Entries taken from a collection:

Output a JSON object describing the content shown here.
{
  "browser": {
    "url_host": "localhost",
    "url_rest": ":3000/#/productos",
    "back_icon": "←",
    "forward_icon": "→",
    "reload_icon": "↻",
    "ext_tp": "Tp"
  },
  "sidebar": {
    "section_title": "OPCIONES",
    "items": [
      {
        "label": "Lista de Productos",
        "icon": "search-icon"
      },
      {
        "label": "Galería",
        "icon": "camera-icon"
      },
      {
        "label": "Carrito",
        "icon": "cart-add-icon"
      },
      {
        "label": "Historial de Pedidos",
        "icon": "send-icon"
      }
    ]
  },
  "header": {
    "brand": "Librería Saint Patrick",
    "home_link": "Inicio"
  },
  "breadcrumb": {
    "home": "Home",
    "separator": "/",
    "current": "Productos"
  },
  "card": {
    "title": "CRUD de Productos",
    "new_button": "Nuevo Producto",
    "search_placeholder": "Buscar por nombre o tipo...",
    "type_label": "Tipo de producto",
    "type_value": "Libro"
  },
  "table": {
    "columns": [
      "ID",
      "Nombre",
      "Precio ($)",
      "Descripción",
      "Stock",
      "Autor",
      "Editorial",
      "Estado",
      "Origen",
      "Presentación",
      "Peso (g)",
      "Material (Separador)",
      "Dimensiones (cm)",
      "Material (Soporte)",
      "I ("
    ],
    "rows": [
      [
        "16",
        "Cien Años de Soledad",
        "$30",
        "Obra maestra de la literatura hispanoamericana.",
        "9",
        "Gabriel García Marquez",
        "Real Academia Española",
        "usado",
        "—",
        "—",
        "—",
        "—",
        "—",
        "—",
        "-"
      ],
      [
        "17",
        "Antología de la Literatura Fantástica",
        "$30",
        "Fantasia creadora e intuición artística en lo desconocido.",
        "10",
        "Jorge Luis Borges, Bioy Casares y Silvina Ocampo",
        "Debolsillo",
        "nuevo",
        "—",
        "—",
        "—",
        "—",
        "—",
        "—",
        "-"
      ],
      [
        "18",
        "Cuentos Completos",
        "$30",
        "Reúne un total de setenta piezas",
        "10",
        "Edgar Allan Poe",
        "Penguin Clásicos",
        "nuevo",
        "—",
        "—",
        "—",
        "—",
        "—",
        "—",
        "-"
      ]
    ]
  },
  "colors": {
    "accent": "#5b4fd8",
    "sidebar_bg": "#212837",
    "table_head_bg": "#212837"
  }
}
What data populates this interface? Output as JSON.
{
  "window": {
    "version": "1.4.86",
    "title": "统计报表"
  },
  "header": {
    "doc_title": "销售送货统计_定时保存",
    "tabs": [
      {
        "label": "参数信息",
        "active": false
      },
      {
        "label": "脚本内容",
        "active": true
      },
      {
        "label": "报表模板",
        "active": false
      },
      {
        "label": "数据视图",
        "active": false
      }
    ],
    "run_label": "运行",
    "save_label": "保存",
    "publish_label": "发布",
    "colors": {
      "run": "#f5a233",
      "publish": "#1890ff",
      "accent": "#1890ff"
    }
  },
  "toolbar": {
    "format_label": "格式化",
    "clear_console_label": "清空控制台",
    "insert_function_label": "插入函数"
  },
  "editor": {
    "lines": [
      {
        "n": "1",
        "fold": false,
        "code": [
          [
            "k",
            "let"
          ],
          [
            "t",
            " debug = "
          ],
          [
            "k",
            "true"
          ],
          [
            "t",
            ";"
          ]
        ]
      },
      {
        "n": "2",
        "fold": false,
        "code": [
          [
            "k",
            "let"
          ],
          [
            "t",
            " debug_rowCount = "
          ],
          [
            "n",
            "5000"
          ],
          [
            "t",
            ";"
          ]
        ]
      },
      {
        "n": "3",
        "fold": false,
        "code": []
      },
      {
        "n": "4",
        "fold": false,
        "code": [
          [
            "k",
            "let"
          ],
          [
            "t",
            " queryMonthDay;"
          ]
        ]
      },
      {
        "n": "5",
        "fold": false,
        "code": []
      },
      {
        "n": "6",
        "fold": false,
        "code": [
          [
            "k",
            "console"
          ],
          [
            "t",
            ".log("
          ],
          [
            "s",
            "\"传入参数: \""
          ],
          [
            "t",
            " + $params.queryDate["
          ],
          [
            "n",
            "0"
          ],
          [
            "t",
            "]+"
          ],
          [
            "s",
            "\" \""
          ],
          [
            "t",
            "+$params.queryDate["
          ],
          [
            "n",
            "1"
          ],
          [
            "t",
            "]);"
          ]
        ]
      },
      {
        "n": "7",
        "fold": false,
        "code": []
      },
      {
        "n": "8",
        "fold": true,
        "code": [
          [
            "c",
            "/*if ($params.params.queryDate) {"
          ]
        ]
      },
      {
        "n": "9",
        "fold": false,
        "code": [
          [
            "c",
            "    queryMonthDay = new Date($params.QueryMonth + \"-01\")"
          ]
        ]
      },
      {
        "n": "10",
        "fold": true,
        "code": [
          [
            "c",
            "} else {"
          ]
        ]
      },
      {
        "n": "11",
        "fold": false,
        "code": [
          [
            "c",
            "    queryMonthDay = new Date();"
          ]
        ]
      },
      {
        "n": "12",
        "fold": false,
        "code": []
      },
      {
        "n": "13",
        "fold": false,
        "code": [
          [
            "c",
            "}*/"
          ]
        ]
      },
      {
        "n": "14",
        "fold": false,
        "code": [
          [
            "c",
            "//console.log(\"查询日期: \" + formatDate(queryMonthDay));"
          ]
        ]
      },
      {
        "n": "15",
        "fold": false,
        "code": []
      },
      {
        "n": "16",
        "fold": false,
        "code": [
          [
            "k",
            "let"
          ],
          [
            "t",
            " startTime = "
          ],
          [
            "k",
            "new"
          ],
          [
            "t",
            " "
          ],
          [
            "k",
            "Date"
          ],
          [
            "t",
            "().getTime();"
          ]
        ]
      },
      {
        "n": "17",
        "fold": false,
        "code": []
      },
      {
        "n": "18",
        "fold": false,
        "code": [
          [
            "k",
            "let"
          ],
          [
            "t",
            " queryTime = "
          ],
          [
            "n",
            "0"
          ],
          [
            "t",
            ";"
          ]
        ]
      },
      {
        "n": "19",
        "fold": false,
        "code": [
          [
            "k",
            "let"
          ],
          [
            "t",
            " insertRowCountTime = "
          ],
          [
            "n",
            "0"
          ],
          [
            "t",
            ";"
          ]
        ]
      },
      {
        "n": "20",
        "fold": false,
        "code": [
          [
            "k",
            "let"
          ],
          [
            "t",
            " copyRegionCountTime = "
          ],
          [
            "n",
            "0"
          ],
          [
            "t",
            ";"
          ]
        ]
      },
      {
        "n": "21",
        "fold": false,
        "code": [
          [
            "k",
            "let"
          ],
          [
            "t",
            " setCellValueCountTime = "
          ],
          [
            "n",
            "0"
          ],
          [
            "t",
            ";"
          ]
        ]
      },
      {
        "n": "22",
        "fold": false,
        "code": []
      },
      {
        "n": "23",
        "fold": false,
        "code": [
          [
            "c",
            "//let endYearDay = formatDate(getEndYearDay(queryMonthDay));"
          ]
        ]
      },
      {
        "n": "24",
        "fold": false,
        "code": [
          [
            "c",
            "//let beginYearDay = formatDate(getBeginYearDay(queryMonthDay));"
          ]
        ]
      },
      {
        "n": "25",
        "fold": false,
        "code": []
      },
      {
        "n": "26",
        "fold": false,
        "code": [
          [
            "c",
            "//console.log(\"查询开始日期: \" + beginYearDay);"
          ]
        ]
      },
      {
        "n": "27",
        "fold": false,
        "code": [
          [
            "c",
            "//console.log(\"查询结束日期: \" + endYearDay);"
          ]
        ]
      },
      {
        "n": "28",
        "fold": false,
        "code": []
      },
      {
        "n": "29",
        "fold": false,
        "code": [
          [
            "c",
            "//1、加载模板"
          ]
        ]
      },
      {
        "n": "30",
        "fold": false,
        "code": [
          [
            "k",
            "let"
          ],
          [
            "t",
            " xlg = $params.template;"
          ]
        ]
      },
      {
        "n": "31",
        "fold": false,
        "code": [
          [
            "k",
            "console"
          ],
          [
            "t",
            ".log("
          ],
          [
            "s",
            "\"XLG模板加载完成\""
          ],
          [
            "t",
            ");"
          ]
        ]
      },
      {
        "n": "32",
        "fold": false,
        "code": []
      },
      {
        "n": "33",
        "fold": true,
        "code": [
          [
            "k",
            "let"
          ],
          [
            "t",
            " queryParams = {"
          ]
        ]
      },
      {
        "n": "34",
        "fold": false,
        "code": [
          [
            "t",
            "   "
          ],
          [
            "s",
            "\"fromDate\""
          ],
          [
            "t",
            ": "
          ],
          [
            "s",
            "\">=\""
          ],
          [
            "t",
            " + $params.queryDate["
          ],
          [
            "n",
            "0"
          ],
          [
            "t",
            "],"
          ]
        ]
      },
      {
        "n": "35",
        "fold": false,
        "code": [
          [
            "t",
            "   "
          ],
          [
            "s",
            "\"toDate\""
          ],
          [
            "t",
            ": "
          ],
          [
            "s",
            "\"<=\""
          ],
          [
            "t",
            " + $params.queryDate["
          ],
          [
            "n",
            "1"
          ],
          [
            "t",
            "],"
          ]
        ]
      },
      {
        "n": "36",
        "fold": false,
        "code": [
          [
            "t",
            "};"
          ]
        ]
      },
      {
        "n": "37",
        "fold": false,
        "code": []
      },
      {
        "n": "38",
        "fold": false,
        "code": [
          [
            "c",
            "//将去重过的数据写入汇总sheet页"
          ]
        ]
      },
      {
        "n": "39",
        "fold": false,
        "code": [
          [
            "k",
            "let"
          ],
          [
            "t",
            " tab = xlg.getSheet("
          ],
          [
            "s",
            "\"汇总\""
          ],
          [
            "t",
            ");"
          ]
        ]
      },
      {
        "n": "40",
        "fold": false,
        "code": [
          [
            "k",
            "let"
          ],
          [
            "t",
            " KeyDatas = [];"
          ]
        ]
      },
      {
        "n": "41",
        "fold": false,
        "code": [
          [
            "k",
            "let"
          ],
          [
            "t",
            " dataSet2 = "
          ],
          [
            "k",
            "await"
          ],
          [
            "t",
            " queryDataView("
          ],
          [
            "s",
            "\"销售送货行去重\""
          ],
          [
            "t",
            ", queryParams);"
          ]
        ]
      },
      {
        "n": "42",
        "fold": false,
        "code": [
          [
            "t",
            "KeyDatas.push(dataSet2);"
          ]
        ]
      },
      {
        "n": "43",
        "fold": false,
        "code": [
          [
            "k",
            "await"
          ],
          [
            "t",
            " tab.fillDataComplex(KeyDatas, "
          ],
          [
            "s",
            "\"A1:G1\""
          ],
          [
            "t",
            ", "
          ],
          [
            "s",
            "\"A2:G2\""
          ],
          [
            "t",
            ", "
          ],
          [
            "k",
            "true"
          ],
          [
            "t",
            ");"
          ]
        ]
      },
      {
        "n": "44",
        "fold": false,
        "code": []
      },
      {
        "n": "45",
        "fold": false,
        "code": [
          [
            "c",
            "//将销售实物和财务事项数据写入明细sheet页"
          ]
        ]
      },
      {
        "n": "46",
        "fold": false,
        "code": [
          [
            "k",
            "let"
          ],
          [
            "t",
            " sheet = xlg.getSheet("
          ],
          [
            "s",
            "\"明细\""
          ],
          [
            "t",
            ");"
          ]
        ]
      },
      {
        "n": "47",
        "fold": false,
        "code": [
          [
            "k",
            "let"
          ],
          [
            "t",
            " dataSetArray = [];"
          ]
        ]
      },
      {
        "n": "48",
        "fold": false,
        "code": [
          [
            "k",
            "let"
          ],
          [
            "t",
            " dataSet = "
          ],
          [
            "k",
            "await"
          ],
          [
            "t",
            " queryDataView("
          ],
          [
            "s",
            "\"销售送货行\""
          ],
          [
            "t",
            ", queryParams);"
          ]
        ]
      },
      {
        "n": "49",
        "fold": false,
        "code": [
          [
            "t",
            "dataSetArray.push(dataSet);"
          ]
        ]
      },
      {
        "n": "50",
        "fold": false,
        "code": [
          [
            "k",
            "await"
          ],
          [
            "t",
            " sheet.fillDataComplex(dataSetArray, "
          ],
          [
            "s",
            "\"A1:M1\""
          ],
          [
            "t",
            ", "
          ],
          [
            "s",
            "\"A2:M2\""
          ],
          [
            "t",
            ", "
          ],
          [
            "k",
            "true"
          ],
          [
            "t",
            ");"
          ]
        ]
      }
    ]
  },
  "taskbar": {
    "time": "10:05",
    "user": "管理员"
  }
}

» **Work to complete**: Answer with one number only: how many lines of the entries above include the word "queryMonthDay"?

» **Finished task**: 6